“I knew you would say that, so I chose for you,” Miller said, pointing to one that looked like a loaf of bread from Kimo’s restaurant.

Technology has caught up with Makana, the ten-year-old Golden Retriever at Sacred Hearts School, shown here listening to her favorite tunes.

“Makana stayed with her mom and siblings until she was weaned, and I checked on her regularly until it was time to pick her up,” Enriquez recalled. “At that point I couldn’t leave her home alone and asked the Sacred Hearts principal, Susan Hendricks, if I could bring her to school with me.”

Hendricks, knowing the advantages of having a dog in an educational institution, gave her full permission, and Makana went to school. She has literally grown up with the students who have been there since preschool.

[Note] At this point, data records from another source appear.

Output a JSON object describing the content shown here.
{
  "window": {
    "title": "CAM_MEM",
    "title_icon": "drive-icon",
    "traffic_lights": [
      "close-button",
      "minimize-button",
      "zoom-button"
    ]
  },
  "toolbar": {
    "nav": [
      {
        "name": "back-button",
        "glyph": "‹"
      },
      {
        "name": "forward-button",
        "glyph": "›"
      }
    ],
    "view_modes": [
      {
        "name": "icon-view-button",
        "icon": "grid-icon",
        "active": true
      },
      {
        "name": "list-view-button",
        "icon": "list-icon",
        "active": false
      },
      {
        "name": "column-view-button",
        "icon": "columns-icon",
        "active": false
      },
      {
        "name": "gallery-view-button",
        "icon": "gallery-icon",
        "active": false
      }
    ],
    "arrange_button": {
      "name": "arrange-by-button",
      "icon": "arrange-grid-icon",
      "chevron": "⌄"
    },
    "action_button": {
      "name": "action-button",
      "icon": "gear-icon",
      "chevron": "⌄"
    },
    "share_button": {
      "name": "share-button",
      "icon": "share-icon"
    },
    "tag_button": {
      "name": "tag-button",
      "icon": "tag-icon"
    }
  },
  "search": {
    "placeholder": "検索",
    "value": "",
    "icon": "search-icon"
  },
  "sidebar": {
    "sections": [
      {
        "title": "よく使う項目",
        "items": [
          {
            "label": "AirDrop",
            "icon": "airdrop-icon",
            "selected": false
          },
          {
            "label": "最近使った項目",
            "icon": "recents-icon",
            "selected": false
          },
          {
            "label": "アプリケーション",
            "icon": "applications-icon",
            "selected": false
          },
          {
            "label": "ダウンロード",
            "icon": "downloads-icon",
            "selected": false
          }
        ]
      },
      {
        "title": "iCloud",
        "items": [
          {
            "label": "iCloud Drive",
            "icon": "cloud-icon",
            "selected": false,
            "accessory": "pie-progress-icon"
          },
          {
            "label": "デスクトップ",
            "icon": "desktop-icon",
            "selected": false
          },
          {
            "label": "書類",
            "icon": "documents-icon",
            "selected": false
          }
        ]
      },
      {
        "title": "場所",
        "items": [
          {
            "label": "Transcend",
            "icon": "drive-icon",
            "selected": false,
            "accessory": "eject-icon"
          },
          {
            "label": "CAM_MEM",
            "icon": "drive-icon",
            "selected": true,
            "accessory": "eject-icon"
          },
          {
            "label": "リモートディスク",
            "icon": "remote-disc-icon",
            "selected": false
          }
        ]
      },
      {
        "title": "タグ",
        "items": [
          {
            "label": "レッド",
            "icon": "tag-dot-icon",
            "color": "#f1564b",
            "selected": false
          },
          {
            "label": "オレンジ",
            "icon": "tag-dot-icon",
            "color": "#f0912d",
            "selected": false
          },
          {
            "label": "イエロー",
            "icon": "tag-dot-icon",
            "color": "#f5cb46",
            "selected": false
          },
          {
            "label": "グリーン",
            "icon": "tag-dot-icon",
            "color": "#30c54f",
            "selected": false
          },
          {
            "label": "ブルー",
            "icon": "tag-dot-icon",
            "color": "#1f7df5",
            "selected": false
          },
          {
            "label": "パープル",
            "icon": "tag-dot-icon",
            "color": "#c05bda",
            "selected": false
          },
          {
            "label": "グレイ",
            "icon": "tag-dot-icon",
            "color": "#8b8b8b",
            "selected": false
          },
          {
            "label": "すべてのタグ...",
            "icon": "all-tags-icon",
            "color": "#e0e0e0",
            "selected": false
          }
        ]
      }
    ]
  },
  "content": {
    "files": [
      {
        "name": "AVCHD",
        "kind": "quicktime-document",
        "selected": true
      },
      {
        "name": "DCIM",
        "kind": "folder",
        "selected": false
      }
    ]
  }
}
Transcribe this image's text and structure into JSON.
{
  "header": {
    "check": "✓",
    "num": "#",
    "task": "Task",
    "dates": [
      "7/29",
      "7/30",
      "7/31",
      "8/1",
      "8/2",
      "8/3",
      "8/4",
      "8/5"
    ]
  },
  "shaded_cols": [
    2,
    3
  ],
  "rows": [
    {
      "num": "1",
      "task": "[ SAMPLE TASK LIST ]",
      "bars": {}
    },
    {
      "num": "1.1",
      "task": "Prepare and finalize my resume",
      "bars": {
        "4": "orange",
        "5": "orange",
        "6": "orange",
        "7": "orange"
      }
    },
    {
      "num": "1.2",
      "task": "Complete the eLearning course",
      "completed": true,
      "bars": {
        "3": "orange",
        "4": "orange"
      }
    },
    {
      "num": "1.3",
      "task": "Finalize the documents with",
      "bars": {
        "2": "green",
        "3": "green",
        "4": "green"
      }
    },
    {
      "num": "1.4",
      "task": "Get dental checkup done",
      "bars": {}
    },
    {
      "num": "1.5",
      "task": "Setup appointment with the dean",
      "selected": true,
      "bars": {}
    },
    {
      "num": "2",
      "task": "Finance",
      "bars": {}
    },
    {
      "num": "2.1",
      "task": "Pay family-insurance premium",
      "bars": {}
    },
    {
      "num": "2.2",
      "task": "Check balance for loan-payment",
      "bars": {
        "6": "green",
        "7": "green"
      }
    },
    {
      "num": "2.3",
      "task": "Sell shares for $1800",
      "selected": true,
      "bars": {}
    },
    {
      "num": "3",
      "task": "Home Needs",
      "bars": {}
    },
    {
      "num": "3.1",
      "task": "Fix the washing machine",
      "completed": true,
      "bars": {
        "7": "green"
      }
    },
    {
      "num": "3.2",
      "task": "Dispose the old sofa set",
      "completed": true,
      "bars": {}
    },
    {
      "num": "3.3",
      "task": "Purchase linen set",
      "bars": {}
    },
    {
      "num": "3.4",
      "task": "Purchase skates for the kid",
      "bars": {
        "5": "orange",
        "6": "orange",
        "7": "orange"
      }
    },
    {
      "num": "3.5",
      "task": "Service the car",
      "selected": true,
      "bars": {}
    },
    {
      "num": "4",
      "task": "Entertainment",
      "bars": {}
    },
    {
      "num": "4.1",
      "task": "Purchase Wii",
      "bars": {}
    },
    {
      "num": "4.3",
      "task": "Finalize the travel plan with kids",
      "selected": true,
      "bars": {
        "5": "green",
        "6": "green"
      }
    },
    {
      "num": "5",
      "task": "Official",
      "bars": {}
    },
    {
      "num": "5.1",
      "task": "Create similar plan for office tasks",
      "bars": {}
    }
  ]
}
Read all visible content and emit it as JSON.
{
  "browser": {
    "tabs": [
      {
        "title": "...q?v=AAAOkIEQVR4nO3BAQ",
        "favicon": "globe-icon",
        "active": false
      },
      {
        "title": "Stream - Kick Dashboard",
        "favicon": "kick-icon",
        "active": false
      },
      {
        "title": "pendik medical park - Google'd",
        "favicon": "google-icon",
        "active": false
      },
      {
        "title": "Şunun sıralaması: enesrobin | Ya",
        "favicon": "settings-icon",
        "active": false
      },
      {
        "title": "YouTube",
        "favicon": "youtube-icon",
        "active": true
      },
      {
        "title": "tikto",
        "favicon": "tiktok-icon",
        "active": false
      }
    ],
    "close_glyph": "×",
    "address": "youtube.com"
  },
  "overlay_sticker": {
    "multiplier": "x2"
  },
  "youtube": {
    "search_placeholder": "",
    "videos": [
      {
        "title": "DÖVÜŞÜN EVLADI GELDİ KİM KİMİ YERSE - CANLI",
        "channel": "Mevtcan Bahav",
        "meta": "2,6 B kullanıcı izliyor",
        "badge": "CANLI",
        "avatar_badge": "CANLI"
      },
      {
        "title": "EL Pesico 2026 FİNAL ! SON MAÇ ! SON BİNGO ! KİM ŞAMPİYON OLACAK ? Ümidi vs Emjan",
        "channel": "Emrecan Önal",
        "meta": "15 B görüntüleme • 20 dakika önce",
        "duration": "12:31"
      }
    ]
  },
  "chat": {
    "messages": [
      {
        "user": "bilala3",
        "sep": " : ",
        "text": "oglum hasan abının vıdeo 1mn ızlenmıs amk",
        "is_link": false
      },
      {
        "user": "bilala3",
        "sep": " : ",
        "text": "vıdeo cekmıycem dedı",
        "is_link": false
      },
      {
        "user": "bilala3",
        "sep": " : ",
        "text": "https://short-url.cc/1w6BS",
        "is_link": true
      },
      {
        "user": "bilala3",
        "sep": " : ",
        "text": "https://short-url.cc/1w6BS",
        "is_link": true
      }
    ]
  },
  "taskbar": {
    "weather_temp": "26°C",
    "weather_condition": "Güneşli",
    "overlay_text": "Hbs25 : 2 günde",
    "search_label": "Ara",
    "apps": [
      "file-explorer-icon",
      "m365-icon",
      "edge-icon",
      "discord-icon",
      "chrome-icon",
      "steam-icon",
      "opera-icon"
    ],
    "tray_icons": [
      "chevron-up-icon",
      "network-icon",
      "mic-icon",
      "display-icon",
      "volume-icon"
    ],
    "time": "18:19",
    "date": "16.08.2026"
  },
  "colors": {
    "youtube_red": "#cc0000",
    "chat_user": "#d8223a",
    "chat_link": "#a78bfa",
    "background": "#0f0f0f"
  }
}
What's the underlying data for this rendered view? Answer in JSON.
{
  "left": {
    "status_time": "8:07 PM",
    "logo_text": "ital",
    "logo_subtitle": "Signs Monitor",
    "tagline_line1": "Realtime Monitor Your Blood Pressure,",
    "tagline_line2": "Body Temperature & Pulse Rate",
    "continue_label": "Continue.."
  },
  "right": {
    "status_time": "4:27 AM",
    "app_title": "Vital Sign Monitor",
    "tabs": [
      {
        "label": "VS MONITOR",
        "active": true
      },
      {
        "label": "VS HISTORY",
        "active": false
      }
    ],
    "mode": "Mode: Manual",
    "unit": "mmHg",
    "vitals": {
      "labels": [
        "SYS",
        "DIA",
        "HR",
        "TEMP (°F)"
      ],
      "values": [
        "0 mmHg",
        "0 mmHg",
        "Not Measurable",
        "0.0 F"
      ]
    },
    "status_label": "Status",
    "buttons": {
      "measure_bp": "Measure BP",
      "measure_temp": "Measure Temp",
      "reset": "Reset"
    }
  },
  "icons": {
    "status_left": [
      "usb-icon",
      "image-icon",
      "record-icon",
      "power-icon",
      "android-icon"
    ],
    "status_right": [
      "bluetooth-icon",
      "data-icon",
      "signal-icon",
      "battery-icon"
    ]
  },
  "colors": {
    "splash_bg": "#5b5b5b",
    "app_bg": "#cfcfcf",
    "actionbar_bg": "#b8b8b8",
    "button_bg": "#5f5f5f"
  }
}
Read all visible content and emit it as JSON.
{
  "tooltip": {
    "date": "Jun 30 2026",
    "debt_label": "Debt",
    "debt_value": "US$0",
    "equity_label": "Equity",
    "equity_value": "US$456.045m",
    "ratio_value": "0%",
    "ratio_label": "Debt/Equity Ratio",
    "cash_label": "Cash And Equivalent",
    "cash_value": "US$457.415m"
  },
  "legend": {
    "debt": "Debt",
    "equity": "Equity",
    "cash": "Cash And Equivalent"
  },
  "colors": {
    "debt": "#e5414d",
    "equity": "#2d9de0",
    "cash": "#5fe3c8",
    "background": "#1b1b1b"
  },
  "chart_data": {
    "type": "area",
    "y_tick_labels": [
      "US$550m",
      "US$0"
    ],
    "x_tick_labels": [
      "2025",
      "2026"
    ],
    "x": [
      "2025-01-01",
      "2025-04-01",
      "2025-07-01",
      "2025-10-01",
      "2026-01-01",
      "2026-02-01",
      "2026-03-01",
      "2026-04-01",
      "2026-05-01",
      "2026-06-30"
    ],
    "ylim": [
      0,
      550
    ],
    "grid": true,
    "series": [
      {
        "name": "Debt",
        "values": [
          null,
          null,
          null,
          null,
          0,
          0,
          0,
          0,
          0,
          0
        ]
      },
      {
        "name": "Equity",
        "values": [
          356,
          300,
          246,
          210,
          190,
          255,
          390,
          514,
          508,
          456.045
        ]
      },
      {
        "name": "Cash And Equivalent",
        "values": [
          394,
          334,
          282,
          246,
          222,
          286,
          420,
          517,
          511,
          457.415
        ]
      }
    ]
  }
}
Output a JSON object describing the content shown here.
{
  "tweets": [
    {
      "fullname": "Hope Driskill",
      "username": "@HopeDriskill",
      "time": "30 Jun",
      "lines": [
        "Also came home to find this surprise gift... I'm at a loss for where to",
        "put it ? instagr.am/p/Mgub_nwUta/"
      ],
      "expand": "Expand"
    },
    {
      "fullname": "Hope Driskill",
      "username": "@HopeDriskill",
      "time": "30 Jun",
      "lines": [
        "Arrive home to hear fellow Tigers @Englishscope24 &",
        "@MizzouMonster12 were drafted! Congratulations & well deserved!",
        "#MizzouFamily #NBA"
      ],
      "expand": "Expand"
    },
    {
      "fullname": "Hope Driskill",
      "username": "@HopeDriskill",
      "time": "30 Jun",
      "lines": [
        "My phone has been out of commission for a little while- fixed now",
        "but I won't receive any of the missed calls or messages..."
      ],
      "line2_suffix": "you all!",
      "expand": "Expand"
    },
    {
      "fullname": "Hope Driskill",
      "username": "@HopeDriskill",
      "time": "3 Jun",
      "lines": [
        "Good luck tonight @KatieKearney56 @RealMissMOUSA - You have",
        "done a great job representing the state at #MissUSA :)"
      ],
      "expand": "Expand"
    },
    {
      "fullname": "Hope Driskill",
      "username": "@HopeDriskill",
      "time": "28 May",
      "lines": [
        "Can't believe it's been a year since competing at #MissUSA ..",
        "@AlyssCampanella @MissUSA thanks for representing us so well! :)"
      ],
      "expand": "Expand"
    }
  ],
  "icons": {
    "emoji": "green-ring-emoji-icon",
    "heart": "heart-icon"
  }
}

“You can feel the legacy of love that Makana contributes when you set foot upon the parish school campus,” said Principal Hendricks. “She is part of so many stories of days past as well as fresh stories that perpetuate the ‘ohana of our special school community.”

Hendricks described the chickens and roosters that occasionally wander the playground and the cats that keep the mice clear from the outdoor storage area and the St. Francis Garden. “However, none can hold a candle to Makana,” she said.

“The students, their families and the staff all think she is theirs, and in the Hawaiian tradition of hanai adoption, she is!”

It was ten years ago that Hendricks told Enriquez that she could keep Makana in a pen in the classroom until she was potty-trained, old enough to stay home alone or until someone was allergic to her.

“However, Makana never stayed home, and everyone continues to benefit from the unconditional love that she showers upon those around her,” she said. “In fact, her name, ‘Makana,’ means gift in Hawaiian!”

Golden Retrievers are known for their calm demeanor, gentle disposition and overall friendliness. At school, Makana is a counselor with fur. A lot of students talk directly to her. She has excellent listening skills and often knows when a child needs some comfort.

“A first-grader, in a designated reading spot, was entwined with Makana while reading her a story and showing her each page as he read aloud,” said Enriquez. “I asked him how it was going, and he said, ‘It’s more fun reading to Makana because she listens better than anyone.’ “

“Two fourth-graders, in a disagreement, were sent to me for discipline; both very angry,” Enriquez recalled. “I had them describe what happened to Makana, and within ten minutes they were both wrapped around her laughing and petting her, their woes totally transformed to sharing.”

Students from all grades have wonderful things to say about having Makana in school. “Makana is important because everyone tries to take care of her, so together we do something as a family,” said Ana, a seventh-grader.

“As eighth-graders, we are caught up in technology,” said Alexis. “Makana reminds us there is more than just the computer.” “She gives us a better understanding of nature and Malama Honua (caring for our island and the Earth),” added Alex.

Jacob and Mia, first-graders, both agreed: “Makana is Super Dog! She protects us and never runs away. She is that smart! If you’re just having a bad day, Makana is always there to make you feel better, and she will make you happy!”

Cash from the fifth grade summed it up for everyone at Sacred Hearts School. “Makana, Makana! She is special; she’s loving, playful and soft. She is a great dog and friend. We love her and we will never ever forget about her!”